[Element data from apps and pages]
=====

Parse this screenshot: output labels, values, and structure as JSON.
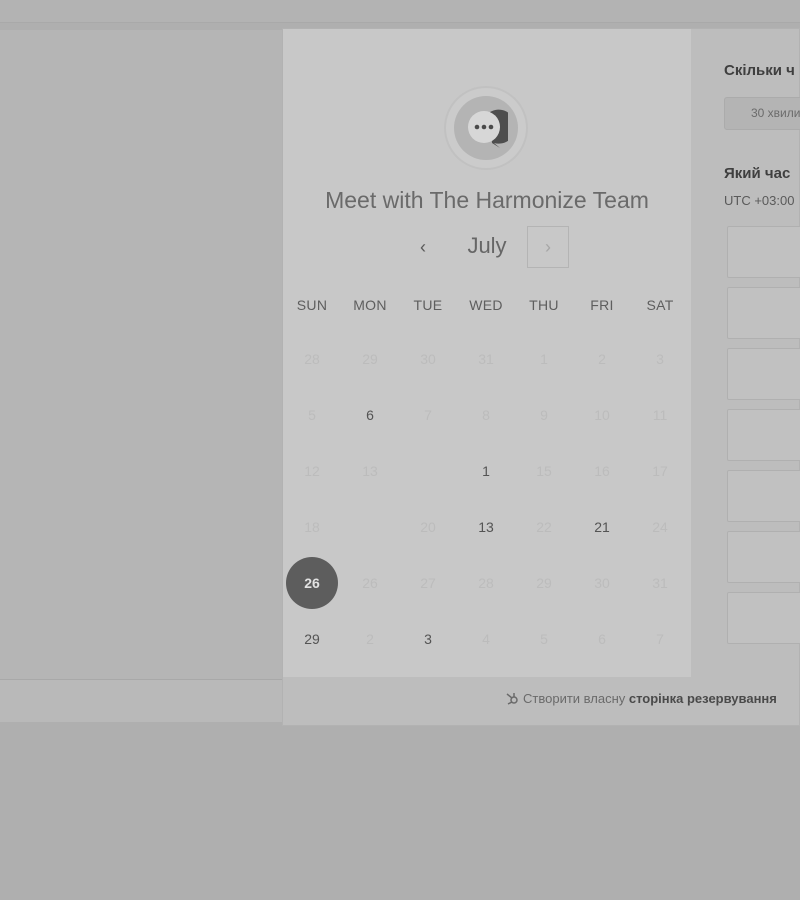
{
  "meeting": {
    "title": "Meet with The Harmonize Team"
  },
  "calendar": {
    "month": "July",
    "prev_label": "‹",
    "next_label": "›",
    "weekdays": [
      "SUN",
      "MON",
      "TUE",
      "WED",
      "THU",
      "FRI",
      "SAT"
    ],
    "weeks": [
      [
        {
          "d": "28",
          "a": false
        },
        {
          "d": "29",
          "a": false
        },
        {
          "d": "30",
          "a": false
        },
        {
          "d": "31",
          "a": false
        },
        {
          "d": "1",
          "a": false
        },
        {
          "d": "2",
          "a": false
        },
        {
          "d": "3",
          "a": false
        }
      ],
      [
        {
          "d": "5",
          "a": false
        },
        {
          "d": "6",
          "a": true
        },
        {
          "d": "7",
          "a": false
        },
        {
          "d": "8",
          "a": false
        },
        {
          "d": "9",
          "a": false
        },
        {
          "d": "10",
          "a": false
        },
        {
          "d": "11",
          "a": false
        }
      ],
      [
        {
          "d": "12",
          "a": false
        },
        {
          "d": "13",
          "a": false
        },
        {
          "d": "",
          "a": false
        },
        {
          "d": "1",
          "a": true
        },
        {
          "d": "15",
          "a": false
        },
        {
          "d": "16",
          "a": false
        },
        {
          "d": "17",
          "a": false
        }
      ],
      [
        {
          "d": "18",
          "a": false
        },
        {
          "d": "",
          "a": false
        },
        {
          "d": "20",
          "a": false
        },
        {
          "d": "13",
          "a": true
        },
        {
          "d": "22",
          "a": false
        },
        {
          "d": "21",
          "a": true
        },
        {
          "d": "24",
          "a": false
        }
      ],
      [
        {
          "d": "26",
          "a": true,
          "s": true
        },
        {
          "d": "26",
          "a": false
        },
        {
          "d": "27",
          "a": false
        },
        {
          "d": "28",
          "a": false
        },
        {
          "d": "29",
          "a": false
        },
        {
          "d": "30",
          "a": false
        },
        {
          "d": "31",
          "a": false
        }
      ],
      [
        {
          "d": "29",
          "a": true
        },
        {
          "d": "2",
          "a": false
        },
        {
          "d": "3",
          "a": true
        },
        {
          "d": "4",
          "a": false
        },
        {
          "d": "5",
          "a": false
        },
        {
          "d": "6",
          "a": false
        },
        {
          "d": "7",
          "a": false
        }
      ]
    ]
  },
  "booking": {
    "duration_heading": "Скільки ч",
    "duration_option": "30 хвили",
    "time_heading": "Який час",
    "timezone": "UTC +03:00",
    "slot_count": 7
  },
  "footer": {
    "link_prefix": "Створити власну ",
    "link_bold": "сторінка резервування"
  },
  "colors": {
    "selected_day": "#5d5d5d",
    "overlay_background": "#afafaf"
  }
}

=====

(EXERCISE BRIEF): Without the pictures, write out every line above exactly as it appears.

(ANSWER FOR THE TASK):
Parse this screenshot: output labels, values, and structure as JSON.
{
  "meeting": {
    "title": "Meet with The Harmonize Team"
  },
  "calendar": {
    "month": "July",
    "prev_label": "‹",
    "next_label": "›",
    "weekdays": [
      "SUN",
      "MON",
      "TUE",
      "WED",
      "THU",
      "FRI",
      "SAT"
    ],
    "weeks": [
      [
        {
          "d": "28",
          "a": false
        },
        {
          "d": "29",
          "a": false
        },
        {
          "d": "30",
          "a": false
        },
        {
          "d": "31",
          "a": false
        },
        {
          "d": "1",
          "a": false
        },
        {
          "d": "2",
          "a": false
        },
        {
          "d": "3",
          "a": false
        }
      ],
      [
        {
          "d": "5",
          "a": false
        },
        {
          "d": "6",
          "a": true
        },
        {
          "d": "7",
          "a": false
        },
        {
          "d": "8",
          "a": false
        },
        {
          "d": "9",
          "a": false
        },
        {
          "d": "10",
          "a": false
        },
        {
          "d": "11",
          "a": false
        }
      ],
      [
        {
          "d": "12",
          "a": false
        },
        {
          "d": "13",
          "a": false
        },
        {
          "d": "",
          "a": false
        },
        {
          "d": "1",
          "a": true
        },
        {
          "d": "15",
          "a": false
        },
        {
          "d": "16",
          "a": false
        },
        {
          "d": "17",
          "a": false
        }
      ],
      [
        {
          "d": "18",
          "a": false
        },
        {
          "d": "",
          "a": false
        },
        {
          "d": "20",
          "a": false
        },
        {
          "d": "13",
          "a": true
        },
        {
          "d": "22",
          "a": false
        },
        {
          "d": "21",
          "a": true
        },
        {
          "d": "24",
          "a": false
        }
      ],
      [
        {
          "d": "26",
          "a": true,
          "s": true
        },
        {
          "d": "26",
          "a": false
        },
        {
          "d": "27",
          "a": false
        },
        {
          "d": "28",
          "a": false
        },
        {
          "d": "29",
          "a": false
        },
        {
          "d": "30",
          "a": false
        },
        {
          "d": "31",
          "a": false
        }
      ],
      [
        {
          "d": "29",
          "a": true
        },
        {
          "d": "2",
          "a": false
        },
        {
          "d": "3",
          "a": true
        },
        {
          "d": "4",
          "a": false
        },
        {
          "d": "5",
          "a": false
        },
        {
          "d": "6",
          "a": false
        },
        {
          "d": "7",
          "a": false
        }
      ]
    ]
  },
  "booking": {
    "duration_heading": "Скільки ч",
    "duration_option": "30 хвили",
    "time_heading": "Який час",
    "timezone": "UTC +03:00",
    "slot_count": 7
  },
  "footer": {
    "link_prefix": "Створити власну ",
    "link_bold": "сторінка резервування"
  },
  "colors": {
    "selected_day": "#5d5d5d",
    "overlay_background": "#afafaf"
  }
}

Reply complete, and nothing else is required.